RTC Response to Recent Claims that Staff Violated the Public Contract Code

In response to the recent claims that RTC staff violated the Public Contract Code section 20216(d), I would like to clear up a few points.

First, to be clear, Public Contract Code section 20216 does not apply to the RTC’s process to select an operator. It specifically applies to a “competitive negotiation” procurement process undertaken by specified agencies engaged in transit operations to contract for the manufacture and delivery of specified goods, transit vehicles, or equipment. Adopted in 1992, its purpose was to regulate the purchase by agencies engaged in transit operations of specialized transit equipment and apparatus (such as computers, telecommunications equipment, fare collection equipment, microwave equipment, and other related electronic equipment and apparatus, and rail cars) under laws exempting such purchases from competitive (low-bid) requirements.

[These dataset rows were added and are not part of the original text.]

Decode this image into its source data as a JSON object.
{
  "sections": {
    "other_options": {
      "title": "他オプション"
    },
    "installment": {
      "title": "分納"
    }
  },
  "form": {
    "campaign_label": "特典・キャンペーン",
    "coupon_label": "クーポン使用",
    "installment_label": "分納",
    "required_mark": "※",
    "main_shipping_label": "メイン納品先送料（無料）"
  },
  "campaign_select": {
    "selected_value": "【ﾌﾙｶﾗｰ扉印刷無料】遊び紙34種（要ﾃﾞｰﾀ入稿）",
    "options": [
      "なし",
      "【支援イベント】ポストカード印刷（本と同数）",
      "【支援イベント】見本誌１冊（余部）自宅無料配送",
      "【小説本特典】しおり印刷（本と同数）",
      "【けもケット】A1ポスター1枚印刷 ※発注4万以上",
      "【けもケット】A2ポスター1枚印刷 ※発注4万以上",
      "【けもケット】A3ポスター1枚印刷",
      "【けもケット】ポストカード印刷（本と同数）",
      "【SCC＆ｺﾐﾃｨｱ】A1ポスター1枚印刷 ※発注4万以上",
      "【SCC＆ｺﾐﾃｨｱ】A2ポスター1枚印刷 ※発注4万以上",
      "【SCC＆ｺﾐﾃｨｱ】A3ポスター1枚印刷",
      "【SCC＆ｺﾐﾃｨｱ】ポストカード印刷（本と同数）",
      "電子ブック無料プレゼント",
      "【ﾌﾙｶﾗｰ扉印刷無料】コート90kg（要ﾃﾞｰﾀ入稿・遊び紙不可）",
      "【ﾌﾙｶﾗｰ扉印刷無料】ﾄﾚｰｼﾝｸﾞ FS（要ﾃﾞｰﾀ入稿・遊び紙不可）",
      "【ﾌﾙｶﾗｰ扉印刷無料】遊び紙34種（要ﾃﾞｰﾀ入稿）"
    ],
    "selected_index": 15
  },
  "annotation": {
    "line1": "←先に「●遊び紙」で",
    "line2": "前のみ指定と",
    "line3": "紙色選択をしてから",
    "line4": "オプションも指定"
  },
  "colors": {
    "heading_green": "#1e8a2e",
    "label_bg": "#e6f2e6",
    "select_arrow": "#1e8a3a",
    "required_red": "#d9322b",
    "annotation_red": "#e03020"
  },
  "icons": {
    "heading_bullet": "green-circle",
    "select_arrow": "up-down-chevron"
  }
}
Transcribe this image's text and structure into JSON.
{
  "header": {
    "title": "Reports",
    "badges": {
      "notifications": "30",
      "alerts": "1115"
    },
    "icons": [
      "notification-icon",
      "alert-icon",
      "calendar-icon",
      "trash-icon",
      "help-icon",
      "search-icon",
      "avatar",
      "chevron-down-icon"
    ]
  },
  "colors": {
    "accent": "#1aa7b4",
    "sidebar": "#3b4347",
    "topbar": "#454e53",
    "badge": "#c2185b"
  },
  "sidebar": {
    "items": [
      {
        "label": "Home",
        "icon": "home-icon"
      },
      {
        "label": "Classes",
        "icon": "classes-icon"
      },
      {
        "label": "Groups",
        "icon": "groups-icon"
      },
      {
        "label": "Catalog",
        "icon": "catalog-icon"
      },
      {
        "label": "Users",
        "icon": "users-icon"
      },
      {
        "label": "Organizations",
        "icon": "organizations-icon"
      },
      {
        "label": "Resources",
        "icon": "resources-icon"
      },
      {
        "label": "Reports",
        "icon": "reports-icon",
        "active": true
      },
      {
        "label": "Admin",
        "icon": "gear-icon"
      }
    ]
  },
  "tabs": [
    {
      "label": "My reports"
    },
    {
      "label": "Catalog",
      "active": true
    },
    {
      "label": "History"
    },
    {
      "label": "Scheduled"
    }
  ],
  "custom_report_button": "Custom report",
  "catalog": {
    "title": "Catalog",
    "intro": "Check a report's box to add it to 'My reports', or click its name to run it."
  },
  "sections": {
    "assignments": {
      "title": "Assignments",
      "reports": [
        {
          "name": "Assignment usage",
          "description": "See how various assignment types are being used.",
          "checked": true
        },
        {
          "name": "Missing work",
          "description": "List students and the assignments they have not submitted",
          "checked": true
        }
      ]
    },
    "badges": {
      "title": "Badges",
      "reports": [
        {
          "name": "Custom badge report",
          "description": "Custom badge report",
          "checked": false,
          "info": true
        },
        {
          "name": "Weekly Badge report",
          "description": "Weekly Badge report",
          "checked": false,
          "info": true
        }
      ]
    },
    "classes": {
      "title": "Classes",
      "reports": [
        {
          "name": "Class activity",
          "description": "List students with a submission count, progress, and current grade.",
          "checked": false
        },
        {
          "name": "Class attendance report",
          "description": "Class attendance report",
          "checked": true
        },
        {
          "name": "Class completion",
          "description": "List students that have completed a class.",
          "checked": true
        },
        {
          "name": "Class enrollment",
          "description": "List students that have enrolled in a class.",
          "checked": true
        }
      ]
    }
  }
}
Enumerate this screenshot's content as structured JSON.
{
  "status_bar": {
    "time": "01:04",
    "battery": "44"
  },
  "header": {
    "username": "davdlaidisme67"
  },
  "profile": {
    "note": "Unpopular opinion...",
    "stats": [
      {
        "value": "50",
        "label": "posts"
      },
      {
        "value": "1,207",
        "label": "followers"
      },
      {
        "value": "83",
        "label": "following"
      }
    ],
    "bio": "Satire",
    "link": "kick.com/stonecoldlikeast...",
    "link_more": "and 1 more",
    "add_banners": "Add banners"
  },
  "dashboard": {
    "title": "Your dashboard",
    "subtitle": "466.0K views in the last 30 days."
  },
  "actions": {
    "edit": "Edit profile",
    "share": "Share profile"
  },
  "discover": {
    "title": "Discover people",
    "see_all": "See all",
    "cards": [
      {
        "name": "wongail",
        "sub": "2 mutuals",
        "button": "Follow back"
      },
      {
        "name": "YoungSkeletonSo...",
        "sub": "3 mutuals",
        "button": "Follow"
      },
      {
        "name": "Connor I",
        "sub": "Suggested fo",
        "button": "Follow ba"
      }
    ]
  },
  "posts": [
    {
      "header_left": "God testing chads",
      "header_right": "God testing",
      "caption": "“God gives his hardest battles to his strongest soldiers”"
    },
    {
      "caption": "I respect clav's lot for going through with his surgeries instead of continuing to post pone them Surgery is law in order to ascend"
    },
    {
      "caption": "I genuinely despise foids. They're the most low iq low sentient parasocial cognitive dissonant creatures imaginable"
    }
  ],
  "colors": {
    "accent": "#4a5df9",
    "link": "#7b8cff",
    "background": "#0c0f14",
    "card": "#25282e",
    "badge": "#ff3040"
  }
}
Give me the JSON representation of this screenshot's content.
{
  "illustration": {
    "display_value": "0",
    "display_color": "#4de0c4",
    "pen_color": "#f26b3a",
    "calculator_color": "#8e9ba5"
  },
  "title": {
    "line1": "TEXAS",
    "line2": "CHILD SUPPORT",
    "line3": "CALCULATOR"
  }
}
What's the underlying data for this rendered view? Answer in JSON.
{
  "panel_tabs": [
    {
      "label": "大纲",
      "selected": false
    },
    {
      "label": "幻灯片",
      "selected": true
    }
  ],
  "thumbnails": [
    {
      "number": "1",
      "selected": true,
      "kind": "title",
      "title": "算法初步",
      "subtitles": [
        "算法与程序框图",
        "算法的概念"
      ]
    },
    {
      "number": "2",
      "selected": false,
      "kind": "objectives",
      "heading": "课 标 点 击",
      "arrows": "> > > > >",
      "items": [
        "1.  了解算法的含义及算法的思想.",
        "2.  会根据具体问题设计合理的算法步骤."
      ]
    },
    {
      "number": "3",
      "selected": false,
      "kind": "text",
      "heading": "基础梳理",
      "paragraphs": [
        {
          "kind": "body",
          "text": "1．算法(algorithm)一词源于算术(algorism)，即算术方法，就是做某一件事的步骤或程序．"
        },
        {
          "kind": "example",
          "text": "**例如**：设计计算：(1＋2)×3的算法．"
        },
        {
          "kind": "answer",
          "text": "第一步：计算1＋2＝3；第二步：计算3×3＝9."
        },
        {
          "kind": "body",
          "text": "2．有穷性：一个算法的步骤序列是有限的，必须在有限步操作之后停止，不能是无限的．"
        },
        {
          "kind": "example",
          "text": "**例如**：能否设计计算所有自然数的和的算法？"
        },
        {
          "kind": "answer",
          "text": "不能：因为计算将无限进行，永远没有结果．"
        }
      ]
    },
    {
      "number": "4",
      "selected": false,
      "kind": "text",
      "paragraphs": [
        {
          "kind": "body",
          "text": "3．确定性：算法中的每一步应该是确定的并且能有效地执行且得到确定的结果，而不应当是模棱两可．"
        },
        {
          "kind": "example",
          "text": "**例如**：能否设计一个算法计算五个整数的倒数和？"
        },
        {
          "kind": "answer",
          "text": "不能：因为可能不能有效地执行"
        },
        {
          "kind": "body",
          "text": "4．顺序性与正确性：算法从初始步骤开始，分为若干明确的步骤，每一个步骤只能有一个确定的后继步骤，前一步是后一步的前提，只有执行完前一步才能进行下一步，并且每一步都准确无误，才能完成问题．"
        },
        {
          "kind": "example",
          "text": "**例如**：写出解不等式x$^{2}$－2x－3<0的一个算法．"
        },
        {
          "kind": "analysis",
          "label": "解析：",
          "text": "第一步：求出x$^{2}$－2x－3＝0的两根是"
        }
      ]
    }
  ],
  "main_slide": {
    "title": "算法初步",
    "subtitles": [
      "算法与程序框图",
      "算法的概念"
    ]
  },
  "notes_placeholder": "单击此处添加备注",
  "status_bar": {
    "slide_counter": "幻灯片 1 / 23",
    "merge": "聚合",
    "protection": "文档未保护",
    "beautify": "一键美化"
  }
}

It has no application to this contract.

Nothing prohibited communications with potential proposers before the release of the formal RFP, nor did any communications give Progressive Rail (or any other proposer) any unfair advantage over any other proposer in the selection process. While it is true that Progressive Rail was in contact with RTC Deputy Director Luis Mendez and me several months prior to the issuance of an RFP, several other rail operators were also in contact with us during this time. It was well known in the rail industry (and reported in our local news) that Iowa Pacific was having financial difficulties as early as 2016. We received unsolicited calls and emails from at least three other operators expressing interest in the line should Iowa Pacific depart. All three of these operators (in addition to Progressive Rail) submitted proposals in response to the RFP. Since we knew that Iowa Pacific was likely to end their relationship with us, it seemed prudent to stay in touch with any and all interested parties. We had informal conference calls and meetings with these parties when they expressed interest in doing so. It was an opportunity for them to learn more about the conditions and operations on the line, and an opportunity for us to informally learn more about the individuals on their respective teams prior to the more formal RFP process. We had the RFP ready to issue in December so as not to delay the procurement process, and we engaged the services of a seasoned railroad consultant with over 50 years experience in the industry to evaluate the proposals. Despite some accusations that staff has been rushing to get a new agreement signed, it has now been six months since Iowa Pacific sent us written notice that they wished to exit.

Copies of our email communications with Progressive Rail are being shown as supposed proof of a pre-arranged and “secretive” deal. These emails were obtained through a public information request that only asked for communications with Progressive Rail. No requests were ever made for the communications we had with any of the other rail operators we were in contact with. Looking at the complete picture, the procurement process has been lawful, cautious and fair.

George Dondero, SCCRTC Executive Director